# What to produce
Could you filter the data below down to the lines that hold the word "остатков"?

**** Listed entries

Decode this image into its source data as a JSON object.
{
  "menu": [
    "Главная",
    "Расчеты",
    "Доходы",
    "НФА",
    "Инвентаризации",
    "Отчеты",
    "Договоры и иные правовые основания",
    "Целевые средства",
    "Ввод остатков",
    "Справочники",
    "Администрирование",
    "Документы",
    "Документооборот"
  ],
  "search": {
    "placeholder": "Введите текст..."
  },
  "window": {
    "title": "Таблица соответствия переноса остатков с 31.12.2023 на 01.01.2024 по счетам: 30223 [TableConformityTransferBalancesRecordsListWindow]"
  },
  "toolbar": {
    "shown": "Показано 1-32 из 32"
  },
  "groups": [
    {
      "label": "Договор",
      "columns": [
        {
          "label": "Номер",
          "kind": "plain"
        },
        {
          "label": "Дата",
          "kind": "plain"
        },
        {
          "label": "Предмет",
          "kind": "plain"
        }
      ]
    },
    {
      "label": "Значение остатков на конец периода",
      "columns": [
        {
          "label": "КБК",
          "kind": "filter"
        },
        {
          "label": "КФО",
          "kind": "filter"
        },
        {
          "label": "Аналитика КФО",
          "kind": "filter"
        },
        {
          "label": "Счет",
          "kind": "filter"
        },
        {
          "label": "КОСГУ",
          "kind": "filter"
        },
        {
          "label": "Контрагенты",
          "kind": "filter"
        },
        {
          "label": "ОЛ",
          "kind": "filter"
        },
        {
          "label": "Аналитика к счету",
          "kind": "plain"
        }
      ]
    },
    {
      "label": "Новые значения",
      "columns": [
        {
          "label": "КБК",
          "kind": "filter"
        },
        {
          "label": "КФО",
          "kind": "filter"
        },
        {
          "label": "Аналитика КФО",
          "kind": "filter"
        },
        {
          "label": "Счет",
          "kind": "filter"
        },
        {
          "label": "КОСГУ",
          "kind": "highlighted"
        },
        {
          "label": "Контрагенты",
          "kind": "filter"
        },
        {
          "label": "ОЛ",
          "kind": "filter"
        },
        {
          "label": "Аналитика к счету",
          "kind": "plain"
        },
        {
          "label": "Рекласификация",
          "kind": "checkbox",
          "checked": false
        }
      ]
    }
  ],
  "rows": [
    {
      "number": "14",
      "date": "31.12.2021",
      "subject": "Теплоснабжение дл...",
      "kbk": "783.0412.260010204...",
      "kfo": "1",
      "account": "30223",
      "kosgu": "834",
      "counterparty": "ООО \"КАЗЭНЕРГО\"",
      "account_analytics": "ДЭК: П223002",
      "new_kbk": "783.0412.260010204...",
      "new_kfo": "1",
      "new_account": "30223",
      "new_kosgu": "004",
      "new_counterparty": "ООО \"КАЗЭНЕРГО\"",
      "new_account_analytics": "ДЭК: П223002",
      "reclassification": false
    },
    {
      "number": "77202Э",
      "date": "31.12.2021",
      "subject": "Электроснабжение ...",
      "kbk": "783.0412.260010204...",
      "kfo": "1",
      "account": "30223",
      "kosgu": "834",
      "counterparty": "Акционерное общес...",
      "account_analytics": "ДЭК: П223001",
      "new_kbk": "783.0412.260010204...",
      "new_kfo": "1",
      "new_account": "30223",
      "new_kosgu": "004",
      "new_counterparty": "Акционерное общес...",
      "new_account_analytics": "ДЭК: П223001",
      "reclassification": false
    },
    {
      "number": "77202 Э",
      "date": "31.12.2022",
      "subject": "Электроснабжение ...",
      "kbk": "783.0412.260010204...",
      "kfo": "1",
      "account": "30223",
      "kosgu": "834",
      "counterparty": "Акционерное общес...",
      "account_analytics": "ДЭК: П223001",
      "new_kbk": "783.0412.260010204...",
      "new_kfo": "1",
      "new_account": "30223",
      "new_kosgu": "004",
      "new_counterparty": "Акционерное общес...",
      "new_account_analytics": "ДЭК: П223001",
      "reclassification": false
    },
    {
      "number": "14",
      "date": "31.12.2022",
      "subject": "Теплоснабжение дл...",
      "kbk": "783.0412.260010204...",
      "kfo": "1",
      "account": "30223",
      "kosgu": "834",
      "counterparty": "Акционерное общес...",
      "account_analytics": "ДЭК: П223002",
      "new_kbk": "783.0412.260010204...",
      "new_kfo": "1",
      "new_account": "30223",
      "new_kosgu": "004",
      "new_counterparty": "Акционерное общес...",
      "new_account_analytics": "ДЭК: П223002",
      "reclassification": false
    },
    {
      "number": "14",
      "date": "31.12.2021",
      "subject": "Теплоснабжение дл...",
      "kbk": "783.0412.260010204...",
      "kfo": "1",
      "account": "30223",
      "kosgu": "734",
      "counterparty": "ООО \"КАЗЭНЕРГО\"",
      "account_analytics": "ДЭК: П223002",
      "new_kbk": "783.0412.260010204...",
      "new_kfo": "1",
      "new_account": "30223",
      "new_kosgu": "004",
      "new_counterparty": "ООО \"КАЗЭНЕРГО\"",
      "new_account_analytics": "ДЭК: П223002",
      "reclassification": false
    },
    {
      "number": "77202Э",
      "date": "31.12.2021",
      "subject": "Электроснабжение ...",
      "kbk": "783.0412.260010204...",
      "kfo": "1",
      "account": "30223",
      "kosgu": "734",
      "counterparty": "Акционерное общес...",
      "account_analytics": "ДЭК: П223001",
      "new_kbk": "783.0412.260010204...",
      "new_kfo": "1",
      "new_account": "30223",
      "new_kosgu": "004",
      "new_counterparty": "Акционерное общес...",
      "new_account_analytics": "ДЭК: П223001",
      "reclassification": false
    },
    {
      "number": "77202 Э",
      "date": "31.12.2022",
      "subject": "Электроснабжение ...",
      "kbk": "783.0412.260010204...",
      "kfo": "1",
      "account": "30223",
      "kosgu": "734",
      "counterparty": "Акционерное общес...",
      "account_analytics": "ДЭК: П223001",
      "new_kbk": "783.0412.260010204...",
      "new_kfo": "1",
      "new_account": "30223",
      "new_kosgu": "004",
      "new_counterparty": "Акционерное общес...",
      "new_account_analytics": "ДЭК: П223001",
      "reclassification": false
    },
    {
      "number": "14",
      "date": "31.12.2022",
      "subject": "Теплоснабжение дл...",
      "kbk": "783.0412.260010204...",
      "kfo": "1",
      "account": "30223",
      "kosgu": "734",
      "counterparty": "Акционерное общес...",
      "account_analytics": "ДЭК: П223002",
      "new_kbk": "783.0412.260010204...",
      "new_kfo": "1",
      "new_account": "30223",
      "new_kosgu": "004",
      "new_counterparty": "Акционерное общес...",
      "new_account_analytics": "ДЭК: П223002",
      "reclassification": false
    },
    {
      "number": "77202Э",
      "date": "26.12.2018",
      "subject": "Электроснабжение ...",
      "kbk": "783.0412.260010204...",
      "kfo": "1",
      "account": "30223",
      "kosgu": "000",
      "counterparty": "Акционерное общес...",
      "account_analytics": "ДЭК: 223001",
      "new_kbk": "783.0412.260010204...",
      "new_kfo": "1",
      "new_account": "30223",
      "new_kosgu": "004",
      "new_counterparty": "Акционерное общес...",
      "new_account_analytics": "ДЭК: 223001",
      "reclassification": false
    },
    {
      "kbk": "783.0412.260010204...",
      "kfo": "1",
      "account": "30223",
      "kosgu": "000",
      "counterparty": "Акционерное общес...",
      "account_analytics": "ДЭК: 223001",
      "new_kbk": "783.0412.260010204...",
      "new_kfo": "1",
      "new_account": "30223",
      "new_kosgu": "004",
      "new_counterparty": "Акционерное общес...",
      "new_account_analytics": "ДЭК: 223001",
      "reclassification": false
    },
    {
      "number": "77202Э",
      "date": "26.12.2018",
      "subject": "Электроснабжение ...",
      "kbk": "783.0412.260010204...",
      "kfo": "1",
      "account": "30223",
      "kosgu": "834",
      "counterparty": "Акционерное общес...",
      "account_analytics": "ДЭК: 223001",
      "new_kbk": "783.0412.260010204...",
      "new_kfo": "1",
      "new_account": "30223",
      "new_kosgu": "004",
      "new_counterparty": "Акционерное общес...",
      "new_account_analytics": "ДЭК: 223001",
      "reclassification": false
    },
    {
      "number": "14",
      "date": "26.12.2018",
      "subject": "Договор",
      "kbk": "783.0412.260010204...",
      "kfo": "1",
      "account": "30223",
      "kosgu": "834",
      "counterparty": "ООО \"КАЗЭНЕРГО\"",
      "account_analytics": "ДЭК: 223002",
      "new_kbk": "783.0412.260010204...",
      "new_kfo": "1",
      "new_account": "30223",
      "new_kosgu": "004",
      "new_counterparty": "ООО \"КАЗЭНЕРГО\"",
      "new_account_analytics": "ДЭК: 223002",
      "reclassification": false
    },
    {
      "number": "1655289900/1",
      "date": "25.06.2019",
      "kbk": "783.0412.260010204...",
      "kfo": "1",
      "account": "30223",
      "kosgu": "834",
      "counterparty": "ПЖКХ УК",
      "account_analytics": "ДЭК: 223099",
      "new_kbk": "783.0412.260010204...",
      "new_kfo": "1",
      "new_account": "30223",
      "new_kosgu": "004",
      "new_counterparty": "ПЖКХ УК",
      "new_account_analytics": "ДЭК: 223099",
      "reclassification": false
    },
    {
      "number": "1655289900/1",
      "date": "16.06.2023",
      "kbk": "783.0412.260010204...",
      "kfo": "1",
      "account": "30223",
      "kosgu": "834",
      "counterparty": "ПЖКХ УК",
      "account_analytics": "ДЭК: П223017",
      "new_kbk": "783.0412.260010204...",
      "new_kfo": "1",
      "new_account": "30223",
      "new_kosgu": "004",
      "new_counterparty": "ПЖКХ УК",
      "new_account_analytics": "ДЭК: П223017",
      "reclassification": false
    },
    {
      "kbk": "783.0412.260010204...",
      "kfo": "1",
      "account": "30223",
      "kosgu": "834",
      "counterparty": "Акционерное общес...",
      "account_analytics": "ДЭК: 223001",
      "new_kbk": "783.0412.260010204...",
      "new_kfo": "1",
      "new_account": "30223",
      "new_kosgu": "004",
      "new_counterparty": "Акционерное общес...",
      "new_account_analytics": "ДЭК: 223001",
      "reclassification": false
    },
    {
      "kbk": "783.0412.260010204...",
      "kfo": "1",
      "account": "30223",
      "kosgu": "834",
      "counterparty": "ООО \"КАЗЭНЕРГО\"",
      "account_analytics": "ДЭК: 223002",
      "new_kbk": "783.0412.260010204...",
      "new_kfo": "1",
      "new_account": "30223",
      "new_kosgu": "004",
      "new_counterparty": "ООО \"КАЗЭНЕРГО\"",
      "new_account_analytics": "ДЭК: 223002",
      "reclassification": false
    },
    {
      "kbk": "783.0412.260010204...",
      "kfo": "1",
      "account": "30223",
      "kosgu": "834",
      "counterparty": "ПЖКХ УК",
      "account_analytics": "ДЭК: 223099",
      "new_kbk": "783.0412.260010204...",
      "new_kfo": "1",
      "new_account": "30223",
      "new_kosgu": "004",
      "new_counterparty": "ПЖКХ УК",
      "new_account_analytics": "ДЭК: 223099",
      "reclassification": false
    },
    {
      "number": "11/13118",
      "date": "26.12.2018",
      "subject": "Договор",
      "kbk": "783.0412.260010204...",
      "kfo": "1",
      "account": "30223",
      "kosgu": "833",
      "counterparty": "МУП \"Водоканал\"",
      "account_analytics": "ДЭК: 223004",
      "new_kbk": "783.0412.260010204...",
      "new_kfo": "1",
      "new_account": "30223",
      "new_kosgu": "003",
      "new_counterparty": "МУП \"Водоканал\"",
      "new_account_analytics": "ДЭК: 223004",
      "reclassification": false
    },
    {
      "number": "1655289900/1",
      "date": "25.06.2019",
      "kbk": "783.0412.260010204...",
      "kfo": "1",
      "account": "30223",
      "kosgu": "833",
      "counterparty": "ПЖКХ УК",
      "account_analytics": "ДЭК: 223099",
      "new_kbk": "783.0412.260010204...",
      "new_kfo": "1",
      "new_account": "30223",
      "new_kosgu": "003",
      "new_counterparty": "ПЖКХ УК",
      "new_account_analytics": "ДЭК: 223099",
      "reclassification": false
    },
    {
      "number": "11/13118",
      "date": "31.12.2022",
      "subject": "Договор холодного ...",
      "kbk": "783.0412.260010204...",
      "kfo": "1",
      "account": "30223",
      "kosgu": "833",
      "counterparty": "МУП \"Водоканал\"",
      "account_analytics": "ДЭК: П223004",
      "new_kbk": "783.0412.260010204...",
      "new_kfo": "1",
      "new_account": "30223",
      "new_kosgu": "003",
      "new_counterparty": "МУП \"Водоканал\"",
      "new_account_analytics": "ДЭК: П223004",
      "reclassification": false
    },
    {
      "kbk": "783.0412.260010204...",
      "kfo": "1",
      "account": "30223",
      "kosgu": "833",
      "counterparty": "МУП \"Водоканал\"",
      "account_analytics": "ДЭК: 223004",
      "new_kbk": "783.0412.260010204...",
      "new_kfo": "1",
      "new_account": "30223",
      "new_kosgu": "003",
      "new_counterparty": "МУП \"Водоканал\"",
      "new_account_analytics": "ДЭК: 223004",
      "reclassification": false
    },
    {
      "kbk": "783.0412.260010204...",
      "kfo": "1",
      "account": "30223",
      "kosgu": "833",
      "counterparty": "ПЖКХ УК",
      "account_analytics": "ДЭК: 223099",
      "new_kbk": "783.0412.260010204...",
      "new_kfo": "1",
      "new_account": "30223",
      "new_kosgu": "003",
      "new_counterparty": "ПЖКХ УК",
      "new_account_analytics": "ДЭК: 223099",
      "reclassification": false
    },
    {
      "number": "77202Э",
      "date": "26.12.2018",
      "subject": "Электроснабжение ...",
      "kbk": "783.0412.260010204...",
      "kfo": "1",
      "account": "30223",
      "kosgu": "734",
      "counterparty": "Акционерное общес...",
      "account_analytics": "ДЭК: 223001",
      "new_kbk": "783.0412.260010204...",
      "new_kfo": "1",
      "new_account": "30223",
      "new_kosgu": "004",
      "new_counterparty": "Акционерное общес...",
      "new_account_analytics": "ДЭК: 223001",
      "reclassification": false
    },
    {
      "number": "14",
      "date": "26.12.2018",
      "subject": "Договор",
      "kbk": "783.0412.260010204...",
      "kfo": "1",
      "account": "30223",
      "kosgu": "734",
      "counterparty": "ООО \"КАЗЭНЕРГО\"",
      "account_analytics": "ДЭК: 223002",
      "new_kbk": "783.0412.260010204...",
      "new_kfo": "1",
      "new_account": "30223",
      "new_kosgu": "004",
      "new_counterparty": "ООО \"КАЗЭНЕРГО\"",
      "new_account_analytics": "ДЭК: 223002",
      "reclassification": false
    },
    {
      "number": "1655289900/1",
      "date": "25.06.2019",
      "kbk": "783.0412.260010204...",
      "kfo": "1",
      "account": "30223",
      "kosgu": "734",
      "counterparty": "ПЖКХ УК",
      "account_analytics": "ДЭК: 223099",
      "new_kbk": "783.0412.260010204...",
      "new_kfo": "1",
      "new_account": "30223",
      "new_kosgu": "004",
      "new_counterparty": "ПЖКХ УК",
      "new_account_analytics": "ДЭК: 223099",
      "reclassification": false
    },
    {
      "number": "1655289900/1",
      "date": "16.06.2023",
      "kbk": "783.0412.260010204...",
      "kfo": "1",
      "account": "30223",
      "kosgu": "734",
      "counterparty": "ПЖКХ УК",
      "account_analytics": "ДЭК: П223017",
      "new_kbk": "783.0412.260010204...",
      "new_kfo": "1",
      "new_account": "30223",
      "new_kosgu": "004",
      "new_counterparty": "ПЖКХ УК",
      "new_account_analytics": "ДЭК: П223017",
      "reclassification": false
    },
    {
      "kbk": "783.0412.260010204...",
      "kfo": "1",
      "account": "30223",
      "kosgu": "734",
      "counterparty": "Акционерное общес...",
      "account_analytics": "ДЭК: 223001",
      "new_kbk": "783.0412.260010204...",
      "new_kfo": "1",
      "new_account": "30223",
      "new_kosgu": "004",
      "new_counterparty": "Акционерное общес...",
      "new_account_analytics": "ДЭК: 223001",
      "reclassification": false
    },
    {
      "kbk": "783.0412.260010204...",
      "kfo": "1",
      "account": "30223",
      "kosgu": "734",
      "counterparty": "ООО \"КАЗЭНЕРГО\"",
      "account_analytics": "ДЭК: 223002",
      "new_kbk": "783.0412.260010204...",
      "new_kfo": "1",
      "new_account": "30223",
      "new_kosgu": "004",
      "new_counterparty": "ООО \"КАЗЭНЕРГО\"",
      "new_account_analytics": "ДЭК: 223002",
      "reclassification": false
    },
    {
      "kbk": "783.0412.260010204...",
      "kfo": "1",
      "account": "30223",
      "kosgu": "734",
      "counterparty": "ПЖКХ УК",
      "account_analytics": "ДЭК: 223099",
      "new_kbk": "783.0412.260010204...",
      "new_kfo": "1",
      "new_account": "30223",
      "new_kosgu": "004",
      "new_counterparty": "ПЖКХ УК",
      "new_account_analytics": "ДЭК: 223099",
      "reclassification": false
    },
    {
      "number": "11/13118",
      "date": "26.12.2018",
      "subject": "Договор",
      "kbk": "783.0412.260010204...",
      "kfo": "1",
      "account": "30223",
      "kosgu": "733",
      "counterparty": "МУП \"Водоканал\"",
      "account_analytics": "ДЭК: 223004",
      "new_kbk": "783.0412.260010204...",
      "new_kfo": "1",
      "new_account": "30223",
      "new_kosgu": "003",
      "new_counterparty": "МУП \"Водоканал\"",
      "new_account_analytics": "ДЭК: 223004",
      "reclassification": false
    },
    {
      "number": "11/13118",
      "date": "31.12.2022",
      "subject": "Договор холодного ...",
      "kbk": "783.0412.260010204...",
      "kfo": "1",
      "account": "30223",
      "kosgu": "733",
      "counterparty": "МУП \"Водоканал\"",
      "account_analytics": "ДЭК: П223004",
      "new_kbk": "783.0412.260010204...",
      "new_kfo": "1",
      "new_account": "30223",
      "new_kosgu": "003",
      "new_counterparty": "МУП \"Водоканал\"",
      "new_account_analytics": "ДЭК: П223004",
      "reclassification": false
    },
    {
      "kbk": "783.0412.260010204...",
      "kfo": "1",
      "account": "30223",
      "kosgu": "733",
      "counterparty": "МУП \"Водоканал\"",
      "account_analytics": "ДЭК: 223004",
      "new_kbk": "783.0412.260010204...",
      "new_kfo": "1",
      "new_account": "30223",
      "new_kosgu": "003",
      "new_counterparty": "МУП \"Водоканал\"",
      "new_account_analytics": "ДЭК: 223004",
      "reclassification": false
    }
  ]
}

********

# Problem solution
    "Ввод остатков",
    "title": "Таблица соответствия переноса остатков с 31.12.2023 на 01.01.2024 по счетам: 30223 [TableConformityTransferBalancesRecordsListWindow]"
      "label": "Значение остатков на конец периода",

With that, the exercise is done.